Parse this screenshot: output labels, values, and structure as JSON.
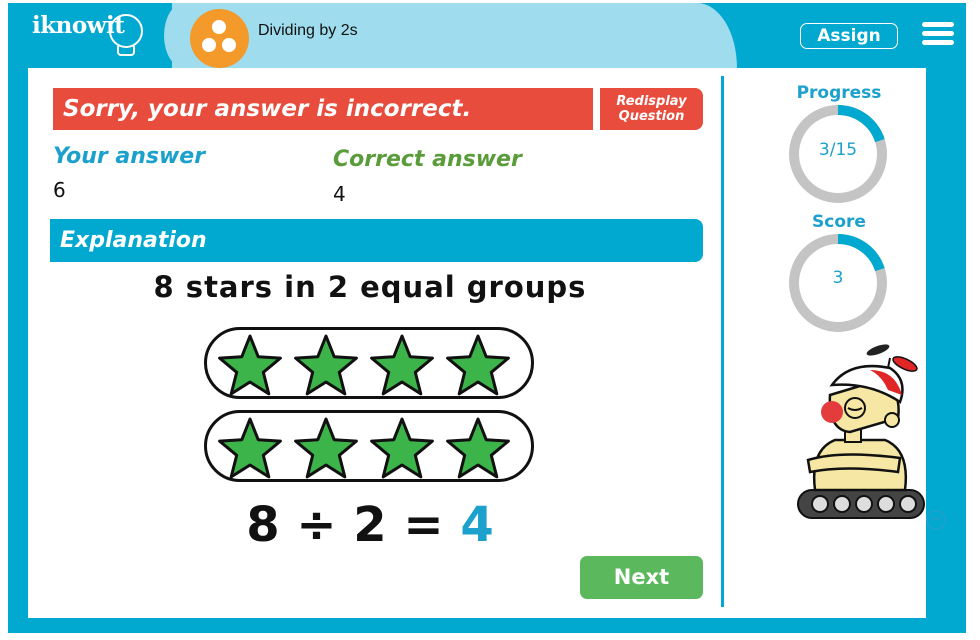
{
  "header": {
    "logo_text": "iknowit",
    "topic_title": "Dividing by 2s",
    "topic_icon": "three-dots-icon",
    "assign_label": "Assign",
    "menu_icon": "hamburger-menu-icon"
  },
  "colors": {
    "frame": "#01a8cf",
    "tab_light": "#9fdcee",
    "incorrect": "#e74c3c",
    "your_answer": "#1ba1cc",
    "correct_answer": "#5a9b3a",
    "next": "#5cb85c",
    "star_fill": "#3cb44a",
    "ring_track": "#c4c4c4",
    "topic_icon": "#f39a2b"
  },
  "feedback": {
    "message": "Sorry, your answer is incorrect.",
    "redisplay_line1": "Redisplay",
    "redisplay_line2": "Question",
    "your_answer_label": "Your answer",
    "your_answer_value": "6",
    "correct_answer_label": "Correct answer",
    "correct_answer_value": "4"
  },
  "explanation": {
    "header": "Explanation",
    "title": "8 stars in 2 equal groups",
    "groups": [
      {
        "stars": 4
      },
      {
        "stars": 4
      }
    ],
    "equation_left": "8 ÷ 2 =",
    "equation_answer": "4"
  },
  "next_label": "Next",
  "sidebar": {
    "progress": {
      "label": "Progress",
      "text": "3/15",
      "current": 3,
      "total": 15
    },
    "score": {
      "label": "Score",
      "text": "3",
      "fraction": 0.2
    },
    "mascot": "robot-mascot-icon",
    "resize_icon": "resize-arrows-icon"
  }
}
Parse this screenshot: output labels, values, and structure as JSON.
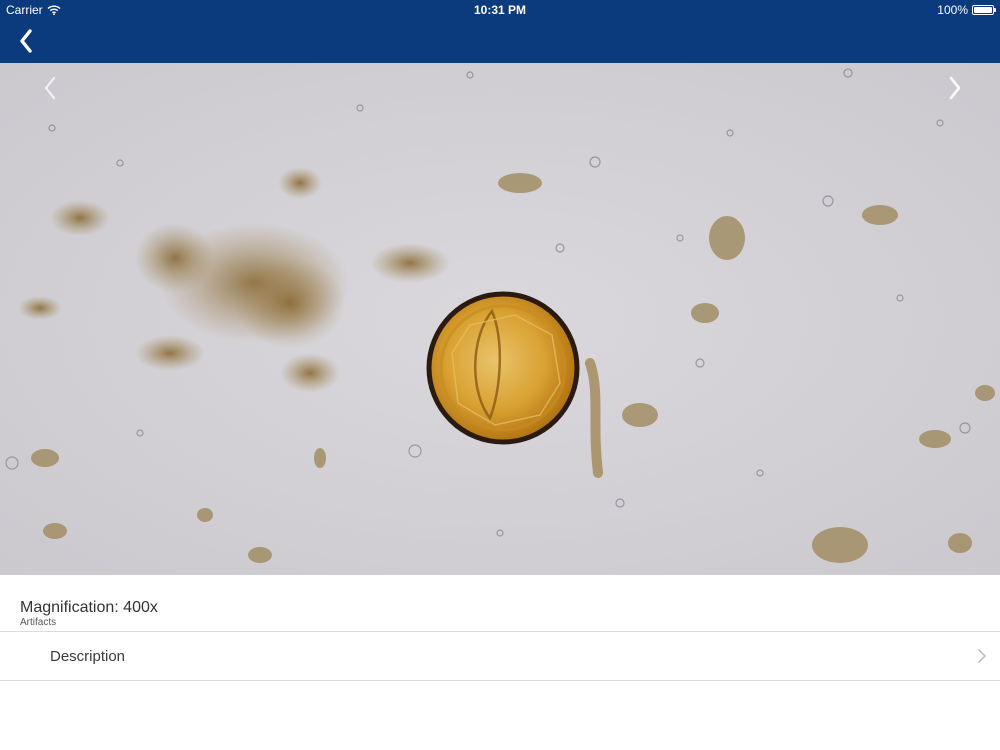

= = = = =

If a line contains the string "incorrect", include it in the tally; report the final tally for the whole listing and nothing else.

• Problem solution:
2